Website and app data records:
BEGIN

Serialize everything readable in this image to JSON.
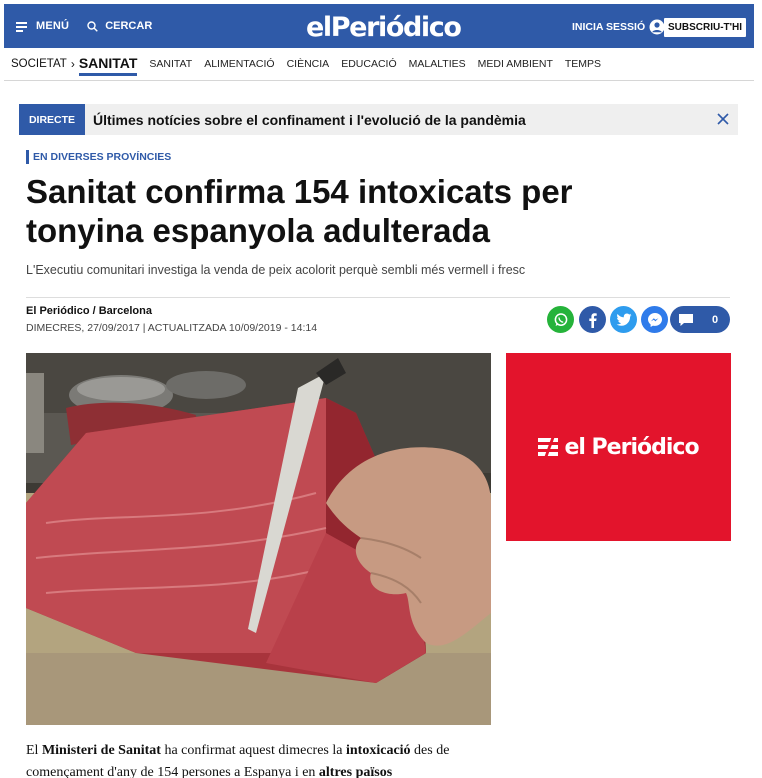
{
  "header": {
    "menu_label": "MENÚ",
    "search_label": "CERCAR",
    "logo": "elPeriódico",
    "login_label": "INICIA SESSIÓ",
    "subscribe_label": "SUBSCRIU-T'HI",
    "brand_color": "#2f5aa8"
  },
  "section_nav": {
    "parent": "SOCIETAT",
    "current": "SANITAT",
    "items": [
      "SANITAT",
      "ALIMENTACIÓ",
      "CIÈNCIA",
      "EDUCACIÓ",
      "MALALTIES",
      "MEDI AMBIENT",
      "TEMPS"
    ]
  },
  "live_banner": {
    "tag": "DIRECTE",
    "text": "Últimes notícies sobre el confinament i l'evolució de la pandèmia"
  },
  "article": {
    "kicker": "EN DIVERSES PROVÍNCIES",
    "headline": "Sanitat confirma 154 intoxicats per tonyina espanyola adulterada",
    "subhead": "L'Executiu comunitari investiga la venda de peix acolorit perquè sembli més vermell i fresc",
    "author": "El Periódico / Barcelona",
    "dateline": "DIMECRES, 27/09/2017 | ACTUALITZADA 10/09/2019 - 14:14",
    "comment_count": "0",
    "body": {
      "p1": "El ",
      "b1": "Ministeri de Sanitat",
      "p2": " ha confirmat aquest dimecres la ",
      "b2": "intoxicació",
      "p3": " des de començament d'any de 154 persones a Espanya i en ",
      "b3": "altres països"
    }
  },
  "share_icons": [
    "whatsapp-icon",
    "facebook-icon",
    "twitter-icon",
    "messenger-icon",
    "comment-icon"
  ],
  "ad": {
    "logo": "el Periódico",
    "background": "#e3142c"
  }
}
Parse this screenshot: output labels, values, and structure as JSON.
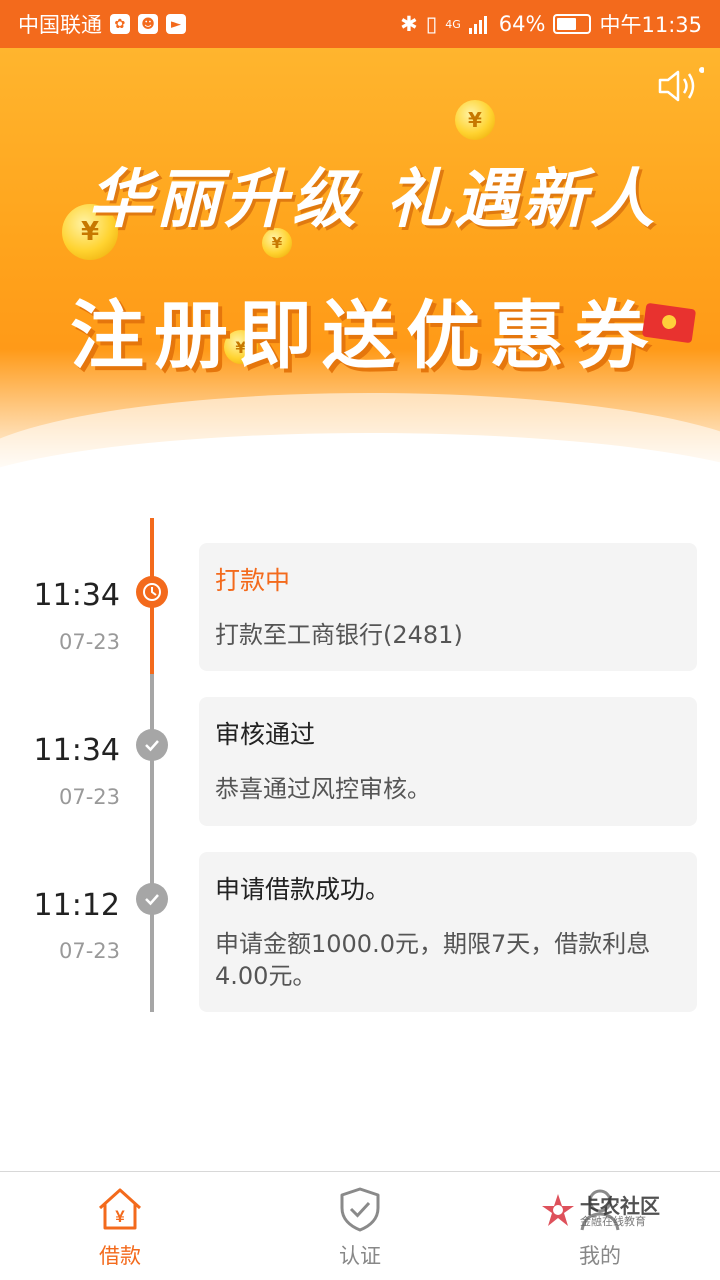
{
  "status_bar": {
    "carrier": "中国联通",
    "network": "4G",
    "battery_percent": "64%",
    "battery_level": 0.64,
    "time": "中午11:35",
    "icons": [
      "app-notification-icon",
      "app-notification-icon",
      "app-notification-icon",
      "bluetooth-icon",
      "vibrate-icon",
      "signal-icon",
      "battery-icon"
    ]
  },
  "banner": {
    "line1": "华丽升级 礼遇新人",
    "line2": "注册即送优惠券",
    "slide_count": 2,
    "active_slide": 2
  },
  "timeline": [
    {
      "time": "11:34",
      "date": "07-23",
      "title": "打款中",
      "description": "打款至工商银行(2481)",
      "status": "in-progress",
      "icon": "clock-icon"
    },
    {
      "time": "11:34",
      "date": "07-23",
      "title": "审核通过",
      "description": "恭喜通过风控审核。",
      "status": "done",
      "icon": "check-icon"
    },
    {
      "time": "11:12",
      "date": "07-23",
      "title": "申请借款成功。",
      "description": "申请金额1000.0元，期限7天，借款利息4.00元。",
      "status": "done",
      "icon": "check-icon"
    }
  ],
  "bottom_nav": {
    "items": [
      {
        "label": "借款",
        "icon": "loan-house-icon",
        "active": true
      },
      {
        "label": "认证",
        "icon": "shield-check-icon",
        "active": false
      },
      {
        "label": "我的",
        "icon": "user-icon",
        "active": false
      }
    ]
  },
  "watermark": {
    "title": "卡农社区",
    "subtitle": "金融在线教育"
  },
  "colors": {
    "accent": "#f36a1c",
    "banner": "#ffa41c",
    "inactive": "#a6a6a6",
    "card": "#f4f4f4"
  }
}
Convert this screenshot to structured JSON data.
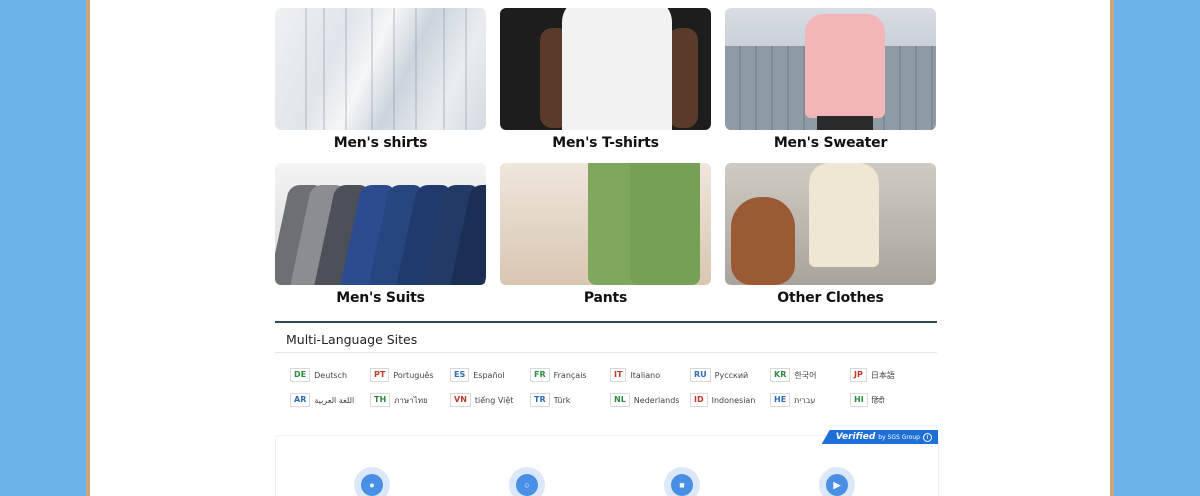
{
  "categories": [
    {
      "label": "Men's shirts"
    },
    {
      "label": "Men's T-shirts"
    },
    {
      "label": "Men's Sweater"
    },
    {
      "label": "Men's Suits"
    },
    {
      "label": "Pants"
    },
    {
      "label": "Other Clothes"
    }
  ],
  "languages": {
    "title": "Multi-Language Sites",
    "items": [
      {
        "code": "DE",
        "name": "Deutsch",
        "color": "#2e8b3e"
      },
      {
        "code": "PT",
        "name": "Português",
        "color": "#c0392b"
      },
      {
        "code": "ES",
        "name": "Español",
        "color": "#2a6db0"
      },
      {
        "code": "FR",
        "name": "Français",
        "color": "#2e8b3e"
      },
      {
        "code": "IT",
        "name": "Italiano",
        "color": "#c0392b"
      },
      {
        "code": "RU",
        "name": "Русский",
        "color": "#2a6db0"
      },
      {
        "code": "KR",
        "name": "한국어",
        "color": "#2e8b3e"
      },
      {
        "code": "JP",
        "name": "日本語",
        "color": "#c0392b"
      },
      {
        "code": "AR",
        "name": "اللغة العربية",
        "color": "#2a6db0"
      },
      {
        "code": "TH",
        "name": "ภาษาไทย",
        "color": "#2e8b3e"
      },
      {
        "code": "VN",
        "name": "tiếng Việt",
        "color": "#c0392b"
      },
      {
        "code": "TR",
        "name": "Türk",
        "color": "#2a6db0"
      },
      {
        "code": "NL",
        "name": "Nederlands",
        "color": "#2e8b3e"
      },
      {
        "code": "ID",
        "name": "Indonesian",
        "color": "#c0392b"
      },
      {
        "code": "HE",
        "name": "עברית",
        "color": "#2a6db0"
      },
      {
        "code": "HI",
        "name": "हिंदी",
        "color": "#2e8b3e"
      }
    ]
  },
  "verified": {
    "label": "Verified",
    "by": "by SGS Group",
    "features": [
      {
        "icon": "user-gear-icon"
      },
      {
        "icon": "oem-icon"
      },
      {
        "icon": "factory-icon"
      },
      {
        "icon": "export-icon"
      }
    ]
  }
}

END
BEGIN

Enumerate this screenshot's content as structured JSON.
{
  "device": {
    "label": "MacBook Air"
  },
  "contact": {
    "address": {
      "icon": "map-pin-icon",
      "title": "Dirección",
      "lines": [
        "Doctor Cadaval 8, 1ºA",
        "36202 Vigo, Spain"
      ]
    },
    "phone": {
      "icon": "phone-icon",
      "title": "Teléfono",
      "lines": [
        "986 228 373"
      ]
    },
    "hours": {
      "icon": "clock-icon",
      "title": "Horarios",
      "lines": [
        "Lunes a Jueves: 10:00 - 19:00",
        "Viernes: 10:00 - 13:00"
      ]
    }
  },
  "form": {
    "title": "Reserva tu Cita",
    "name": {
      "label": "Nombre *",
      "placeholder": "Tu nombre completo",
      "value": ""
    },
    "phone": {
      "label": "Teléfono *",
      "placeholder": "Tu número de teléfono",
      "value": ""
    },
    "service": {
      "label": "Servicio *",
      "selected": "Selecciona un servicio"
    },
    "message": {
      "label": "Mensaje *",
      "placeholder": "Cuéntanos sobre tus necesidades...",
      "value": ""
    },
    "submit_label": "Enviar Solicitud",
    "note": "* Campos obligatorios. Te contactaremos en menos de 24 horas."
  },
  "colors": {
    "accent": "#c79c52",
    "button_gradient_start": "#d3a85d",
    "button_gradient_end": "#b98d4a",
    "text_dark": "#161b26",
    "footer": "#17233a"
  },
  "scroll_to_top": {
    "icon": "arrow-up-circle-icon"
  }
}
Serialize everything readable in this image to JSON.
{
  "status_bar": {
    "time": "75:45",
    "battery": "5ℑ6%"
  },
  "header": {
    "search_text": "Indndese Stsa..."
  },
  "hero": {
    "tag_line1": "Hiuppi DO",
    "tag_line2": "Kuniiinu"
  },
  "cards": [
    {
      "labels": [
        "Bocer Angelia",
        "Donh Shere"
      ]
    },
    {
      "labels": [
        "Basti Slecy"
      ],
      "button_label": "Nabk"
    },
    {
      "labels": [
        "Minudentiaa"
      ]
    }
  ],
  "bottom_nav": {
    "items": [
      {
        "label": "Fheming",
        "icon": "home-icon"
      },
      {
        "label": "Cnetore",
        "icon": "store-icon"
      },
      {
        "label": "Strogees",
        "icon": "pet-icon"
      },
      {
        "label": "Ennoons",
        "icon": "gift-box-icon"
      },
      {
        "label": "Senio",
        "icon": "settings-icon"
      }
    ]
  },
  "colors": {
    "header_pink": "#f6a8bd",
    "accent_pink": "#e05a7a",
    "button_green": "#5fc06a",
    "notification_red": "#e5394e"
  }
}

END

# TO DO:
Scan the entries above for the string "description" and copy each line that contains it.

# OUTPUT FOR THIS TASK:
      "description": "打款至工商银行(2481)",
      "description": "恭喜通过风控审核。",
      "description": "申请金额1000.0元，期限7天，借款利息4.00元。",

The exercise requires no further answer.